DIRECTIONS FOR THIS TASK: Return each line of the entries that holds the string "JSON".

Dataset rows describing interfaces:
Content starts

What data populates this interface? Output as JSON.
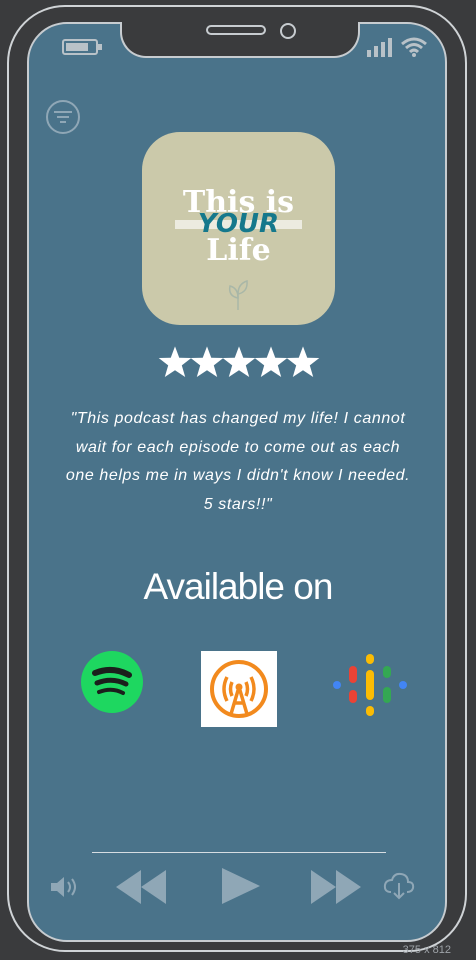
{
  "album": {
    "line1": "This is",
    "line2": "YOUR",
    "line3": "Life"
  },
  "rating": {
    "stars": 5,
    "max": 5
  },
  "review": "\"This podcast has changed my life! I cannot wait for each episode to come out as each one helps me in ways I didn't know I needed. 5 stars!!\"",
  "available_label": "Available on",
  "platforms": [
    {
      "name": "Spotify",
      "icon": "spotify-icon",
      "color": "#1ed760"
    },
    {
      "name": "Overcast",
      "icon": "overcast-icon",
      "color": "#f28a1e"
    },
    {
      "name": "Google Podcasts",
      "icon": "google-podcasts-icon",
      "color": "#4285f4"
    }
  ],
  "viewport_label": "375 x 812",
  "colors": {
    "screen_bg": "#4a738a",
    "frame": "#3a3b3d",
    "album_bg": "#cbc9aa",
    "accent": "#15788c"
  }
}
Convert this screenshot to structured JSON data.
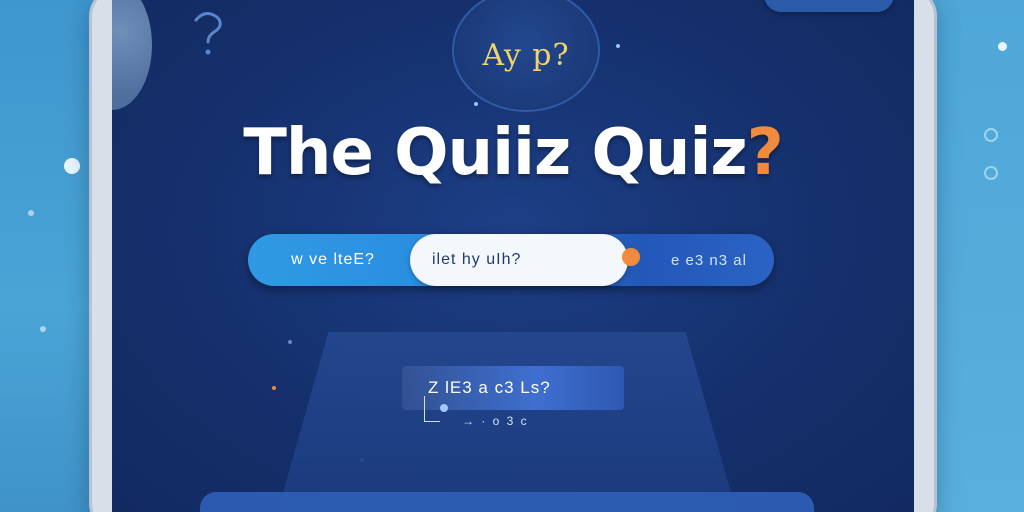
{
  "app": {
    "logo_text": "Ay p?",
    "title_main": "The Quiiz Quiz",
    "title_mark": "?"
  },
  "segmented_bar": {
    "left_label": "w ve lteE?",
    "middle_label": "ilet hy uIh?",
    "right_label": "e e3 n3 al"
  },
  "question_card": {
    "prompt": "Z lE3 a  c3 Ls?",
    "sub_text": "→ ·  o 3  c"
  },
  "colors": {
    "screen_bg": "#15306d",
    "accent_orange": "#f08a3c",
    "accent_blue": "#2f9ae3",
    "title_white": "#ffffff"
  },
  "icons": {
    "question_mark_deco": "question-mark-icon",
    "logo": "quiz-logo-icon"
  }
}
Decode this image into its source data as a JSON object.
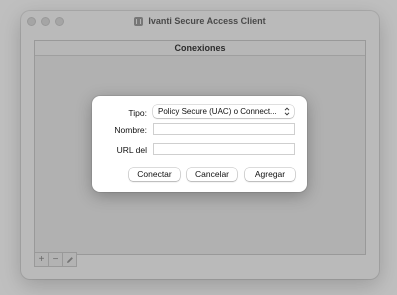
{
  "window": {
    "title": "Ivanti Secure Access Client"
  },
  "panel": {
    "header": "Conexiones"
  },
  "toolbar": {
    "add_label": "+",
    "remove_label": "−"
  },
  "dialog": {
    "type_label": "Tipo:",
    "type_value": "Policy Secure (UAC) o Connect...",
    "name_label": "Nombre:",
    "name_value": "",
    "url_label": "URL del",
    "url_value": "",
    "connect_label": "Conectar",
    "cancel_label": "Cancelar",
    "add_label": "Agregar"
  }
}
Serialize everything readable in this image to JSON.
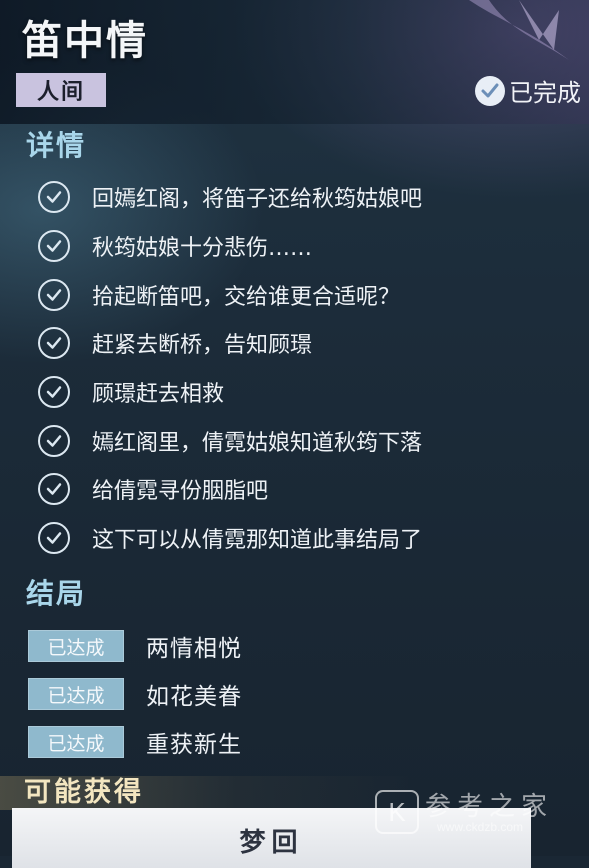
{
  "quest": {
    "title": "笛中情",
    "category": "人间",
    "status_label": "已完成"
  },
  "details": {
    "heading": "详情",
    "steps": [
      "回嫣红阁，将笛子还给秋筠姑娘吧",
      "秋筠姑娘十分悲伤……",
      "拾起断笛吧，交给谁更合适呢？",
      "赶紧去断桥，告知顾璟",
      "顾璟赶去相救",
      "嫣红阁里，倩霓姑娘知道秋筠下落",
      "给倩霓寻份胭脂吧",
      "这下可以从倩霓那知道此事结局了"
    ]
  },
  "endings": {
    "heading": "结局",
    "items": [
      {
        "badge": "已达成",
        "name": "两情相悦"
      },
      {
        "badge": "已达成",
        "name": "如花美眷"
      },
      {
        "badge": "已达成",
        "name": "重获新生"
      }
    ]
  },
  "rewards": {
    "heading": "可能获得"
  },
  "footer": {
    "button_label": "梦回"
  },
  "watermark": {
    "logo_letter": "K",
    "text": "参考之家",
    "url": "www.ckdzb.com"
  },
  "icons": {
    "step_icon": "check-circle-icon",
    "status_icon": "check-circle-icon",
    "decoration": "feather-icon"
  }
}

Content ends

EXERCISE RESPONSE:
What data populates this interface? Output as JSON.
Convert this screenshot to structured JSON data.
Decode this image into its source data as a JSON object.
Serialize everything readable in this image to JSON.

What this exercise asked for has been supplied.